■ **Instructions for the task**:
Each record that follows should be repeated exactly, minus any images.
════════════════════
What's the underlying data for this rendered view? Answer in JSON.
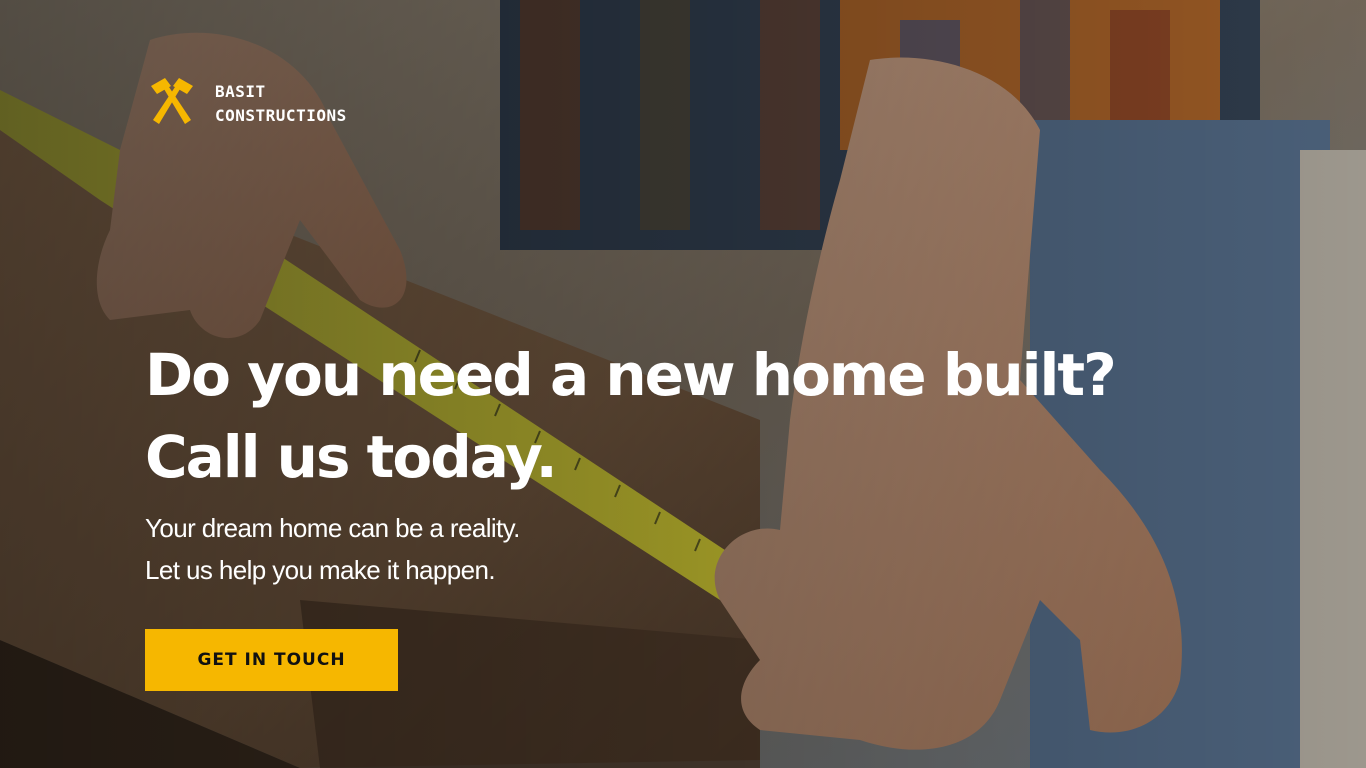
{
  "brand": {
    "line1": "BASIT",
    "line2": "CONSTRUCTIONS",
    "logo_icon": "crossed-hammers-icon",
    "accent_color": "#f6b700"
  },
  "hero": {
    "headline_line1": "Do you need a new home built?",
    "headline_line2": "Call us today.",
    "subtext_line1": "Your dream home can be a reality.",
    "subtext_line2": "Let us help you make it happen.",
    "cta_label": "GET IN TOUCH"
  }
}
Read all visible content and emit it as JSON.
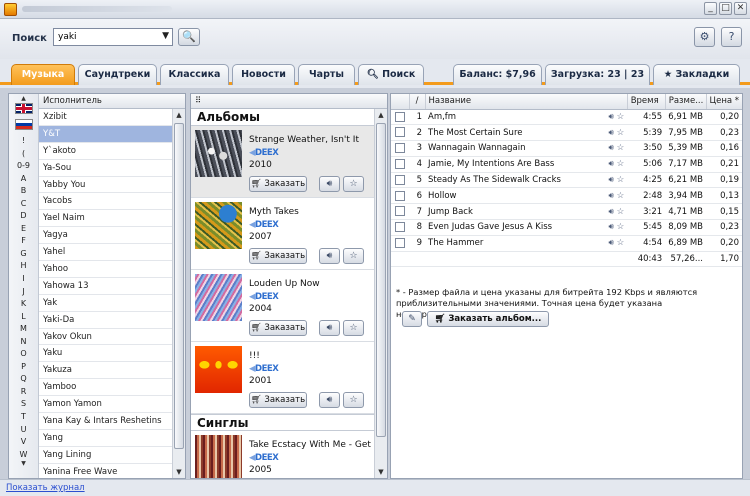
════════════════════
■ **Exercise response**:
What's the underlying data for this rendered view? Answer in JSON.
{
  "brand": {
    "line1": "BASIT",
    "line2": "CONSTRUCTIONS",
    "logo_icon": "crossed-hammers-icon",
    "accent_color": "#f6b700"
  },
  "hero": {
    "headline_line1": "Do you need a new home built?",
    "headline_line2": "Call us today.",
    "subtext_line1": "Your dream home can be a reality.",
    "subtext_line2": "Let us help you make it happen.",
    "cta_label": "GET IN TOUCH"
  }
}
Read all visible content and emit it as JSON.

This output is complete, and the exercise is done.